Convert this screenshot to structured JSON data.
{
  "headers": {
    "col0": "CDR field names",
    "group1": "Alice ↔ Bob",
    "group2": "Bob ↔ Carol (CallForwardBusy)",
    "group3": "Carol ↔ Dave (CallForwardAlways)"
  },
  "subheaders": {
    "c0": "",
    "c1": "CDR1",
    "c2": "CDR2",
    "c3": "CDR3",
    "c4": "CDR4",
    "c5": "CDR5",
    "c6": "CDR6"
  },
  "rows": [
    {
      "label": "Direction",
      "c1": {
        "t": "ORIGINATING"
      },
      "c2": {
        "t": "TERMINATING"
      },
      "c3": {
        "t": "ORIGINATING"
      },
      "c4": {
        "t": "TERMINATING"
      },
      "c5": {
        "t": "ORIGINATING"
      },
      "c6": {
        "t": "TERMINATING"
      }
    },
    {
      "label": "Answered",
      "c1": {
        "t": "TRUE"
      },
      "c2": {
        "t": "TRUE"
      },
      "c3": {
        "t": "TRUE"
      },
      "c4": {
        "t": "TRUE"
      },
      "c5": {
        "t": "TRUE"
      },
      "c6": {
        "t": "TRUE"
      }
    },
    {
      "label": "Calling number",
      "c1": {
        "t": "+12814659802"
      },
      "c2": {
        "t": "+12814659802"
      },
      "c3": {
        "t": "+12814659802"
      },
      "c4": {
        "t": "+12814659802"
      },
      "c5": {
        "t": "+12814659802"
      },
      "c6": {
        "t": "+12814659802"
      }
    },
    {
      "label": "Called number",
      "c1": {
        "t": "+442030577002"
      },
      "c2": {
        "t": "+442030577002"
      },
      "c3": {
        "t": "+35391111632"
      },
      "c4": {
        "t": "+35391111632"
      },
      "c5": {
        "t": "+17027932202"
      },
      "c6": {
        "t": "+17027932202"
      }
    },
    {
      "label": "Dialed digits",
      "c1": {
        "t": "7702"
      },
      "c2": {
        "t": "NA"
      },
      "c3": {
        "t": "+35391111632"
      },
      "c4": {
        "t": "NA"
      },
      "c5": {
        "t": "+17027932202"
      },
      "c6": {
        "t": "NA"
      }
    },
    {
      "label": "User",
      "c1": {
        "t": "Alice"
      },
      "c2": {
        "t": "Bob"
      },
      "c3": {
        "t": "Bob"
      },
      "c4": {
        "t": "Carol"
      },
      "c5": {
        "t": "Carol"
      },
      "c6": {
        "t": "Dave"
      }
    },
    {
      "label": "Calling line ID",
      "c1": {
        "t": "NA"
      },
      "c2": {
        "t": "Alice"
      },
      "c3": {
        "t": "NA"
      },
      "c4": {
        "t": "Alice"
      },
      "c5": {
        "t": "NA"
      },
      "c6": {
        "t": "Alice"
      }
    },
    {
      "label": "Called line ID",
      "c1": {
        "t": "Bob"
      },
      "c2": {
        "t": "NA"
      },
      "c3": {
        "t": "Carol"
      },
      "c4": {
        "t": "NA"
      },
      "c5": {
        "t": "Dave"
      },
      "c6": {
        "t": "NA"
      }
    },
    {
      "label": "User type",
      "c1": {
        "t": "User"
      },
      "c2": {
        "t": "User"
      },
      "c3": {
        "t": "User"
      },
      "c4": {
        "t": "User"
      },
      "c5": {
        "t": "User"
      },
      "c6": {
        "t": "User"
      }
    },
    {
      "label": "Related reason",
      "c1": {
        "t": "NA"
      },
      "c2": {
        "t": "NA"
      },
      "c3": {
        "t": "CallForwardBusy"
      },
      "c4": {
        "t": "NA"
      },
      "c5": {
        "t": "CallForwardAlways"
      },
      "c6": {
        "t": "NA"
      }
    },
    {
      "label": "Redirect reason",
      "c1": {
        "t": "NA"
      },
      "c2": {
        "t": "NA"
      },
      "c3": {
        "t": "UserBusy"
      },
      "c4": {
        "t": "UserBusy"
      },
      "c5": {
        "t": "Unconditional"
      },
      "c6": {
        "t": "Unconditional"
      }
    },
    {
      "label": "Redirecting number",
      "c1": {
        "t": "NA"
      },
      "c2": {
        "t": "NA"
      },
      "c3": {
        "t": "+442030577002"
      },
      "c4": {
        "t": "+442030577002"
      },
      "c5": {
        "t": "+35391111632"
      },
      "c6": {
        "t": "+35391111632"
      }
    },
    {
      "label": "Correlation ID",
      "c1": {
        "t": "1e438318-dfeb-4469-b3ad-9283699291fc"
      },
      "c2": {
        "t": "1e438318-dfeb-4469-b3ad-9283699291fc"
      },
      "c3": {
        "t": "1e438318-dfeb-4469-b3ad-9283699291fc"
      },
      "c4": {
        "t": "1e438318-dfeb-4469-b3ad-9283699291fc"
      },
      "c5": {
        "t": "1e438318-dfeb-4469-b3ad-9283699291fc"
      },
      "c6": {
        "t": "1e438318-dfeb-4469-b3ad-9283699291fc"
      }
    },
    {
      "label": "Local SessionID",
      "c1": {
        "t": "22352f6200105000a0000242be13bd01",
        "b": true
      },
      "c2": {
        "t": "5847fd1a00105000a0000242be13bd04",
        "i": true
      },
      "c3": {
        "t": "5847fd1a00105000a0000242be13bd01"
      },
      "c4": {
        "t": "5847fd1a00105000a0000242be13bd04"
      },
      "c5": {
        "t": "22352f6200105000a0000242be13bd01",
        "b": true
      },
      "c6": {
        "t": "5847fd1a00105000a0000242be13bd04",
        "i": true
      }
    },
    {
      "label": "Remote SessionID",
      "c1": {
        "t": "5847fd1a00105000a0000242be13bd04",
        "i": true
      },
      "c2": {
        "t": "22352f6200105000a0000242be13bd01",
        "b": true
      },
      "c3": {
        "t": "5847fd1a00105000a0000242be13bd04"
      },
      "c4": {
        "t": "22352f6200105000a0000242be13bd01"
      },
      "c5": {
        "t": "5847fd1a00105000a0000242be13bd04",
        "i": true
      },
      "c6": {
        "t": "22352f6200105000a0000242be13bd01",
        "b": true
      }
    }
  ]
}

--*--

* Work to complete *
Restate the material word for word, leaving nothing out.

* Expected answer *
Convert this screenshot to structured JSON data.
{
  "headers": {
    "col0": "CDR field names",
    "group1": "Alice ↔ Bob",
    "group2": "Bob ↔ Carol (CallForwardBusy)",
    "group3": "Carol ↔ Dave (CallForwardAlways)"
  },
  "subheaders": {
    "c0": "",
    "c1": "CDR1",
    "c2": "CDR2",
    "c3": "CDR3",
    "c4": "CDR4",
    "c5": "CDR5",
    "c6": "CDR6"
  },
  "rows": [
    {
      "label": "Direction",
      "c1": {
        "t": "ORIGINATING"
      },
      "c2": {
        "t": "TERMINATING"
      },
      "c3": {
        "t": "ORIGINATING"
      },
      "c4": {
        "t": "TERMINATING"
      },
      "c5": {
        "t": "ORIGINATING"
      },
      "c6": {
        "t": "TERMINATING"
      }
    },
    {
      "label": "Answered",
      "c1": {
        "t": "TRUE"
      },
      "c2": {
        "t": "TRUE"
      },
      "c3": {
        "t": "TRUE"
      },
      "c4": {
        "t": "TRUE"
      },
      "c5": {
        "t": "TRUE"
      },
      "c6": {
        "t": "TRUE"
      }
    },
    {
      "label": "Calling number",
      "c1": {
        "t": "+12814659802"
      },
      "c2": {
        "t": "+12814659802"
      },
      "c3": {
        "t": "+12814659802"
      },
      "c4": {
        "t": "+12814659802"
      },
      "c5": {
        "t": "+12814659802"
      },
      "c6": {
        "t": "+12814659802"
      }
    },
    {
      "label": "Called number",
      "c1": {
        "t": "+442030577002"
      },
      "c2": {
        "t": "+442030577002"
      },
      "c3": {
        "t": "+35391111632"
      },
      "c4": {
        "t": "+35391111632"
      },
      "c5": {
        "t": "+17027932202"
      },
      "c6": {
        "t": "+17027932202"
      }
    },
    {
      "label": "Dialed digits",
      "c1": {
        "t": "7702"
      },
      "c2": {
        "t": "NA"
      },
      "c3": {
        "t": "+35391111632"
      },
      "c4": {
        "t": "NA"
      },
      "c5": {
        "t": "+17027932202"
      },
      "c6": {
        "t": "NA"
      }
    },
    {
      "label": "User",
      "c1": {
        "t": "Alice"
      },
      "c2": {
        "t": "Bob"
      },
      "c3": {
        "t": "Bob"
      },
      "c4": {
        "t": "Carol"
      },
      "c5": {
        "t": "Carol"
      },
      "c6": {
        "t": "Dave"
      }
    },
    {
      "label": "Calling line ID",
      "c1": {
        "t": "NA"
      },
      "c2": {
        "t": "Alice"
      },
      "c3": {
        "t": "NA"
      },
      "c4": {
        "t": "Alice"
      },
      "c5": {
        "t": "NA"
      },
      "c6": {
        "t": "Alice"
      }
    },
    {
      "label": "Called line ID",
      "c1": {
        "t": "Bob"
      },
      "c2": {
        "t": "NA"
      },
      "c3": {
        "t": "Carol"
      },
      "c4": {
        "t": "NA"
      },
      "c5": {
        "t": "Dave"
      },
      "c6": {
        "t": "NA"
      }
    },
    {
      "label": "User type",
      "c1": {
        "t": "User"
      },
      "c2": {
        "t": "User"
      },
      "c3": {
        "t": "User"
      },
      "c4": {
        "t": "User"
      },
      "c5": {
        "t": "User"
      },
      "c6": {
        "t": "User"
      }
    },
    {
      "label": "Related reason",
      "c1": {
        "t": "NA"
      },
      "c2": {
        "t": "NA"
      },
      "c3": {
        "t": "CallForwardBusy"
      },
      "c4": {
        "t": "NA"
      },
      "c5": {
        "t": "CallForwardAlways"
      },
      "c6": {
        "t": "NA"
      }
    },
    {
      "label": "Redirect reason",
      "c1": {
        "t": "NA"
      },
      "c2": {
        "t": "NA"
      },
      "c3": {
        "t": "UserBusy"
      },
      "c4": {
        "t": "UserBusy"
      },
      "c5": {
        "t": "Unconditional"
      },
      "c6": {
        "t": "Unconditional"
      }
    },
    {
      "label": "Redirecting number",
      "c1": {
        "t": "NA"
      },
      "c2": {
        "t": "NA"
      },
      "c3": {
        "t": "+442030577002"
      },
      "c4": {
        "t": "+442030577002"
      },
      "c5": {
        "t": "+35391111632"
      },
      "c6": {
        "t": "+35391111632"
      }
    },
    {
      "label": "Correlation ID",
      "c1": {
        "t": "1e438318-dfeb-4469-b3ad-9283699291fc"
      },
      "c2": {
        "t": "1e438318-dfeb-4469-b3ad-9283699291fc"
      },
      "c3": {
        "t": "1e438318-dfeb-4469-b3ad-9283699291fc"
      },
      "c4": {
        "t": "1e438318-dfeb-4469-b3ad-9283699291fc"
      },
      "c5": {
        "t": "1e438318-dfeb-4469-b3ad-9283699291fc"
      },
      "c6": {
        "t": "1e438318-dfeb-4469-b3ad-9283699291fc"
      }
    },
    {
      "label": "Local SessionID",
      "c1": {
        "t": "22352f6200105000a0000242be13bd01",
        "b": true
      },
      "c2": {
        "t": "5847fd1a00105000a0000242be13bd04",
        "i": true
      },
      "c3": {
        "t": "5847fd1a00105000a0000242be13bd01"
      },
      "c4": {
        "t": "5847fd1a00105000a0000242be13bd04"
      },
      "c5": {
        "t": "22352f6200105000a0000242be13bd01",
        "b": true
      },
      "c6": {
        "t": "5847fd1a00105000a0000242be13bd04",
        "i": true
      }
    },
    {
      "label": "Remote SessionID",
      "c1": {
        "t": "5847fd1a00105000a0000242be13bd04",
        "i": true
      },
      "c2": {
        "t": "22352f6200105000a0000242be13bd01",
        "b": true
      },
      "c3": {
        "t": "5847fd1a00105000a0000242be13bd04"
      },
      "c4": {
        "t": "22352f6200105000a0000242be13bd01"
      },
      "c5": {
        "t": "5847fd1a00105000a0000242be13bd04",
        "i": true
      },
      "c6": {
        "t": "22352f6200105000a0000242be13bd01",
        "b": true
      }
    }
  ]
}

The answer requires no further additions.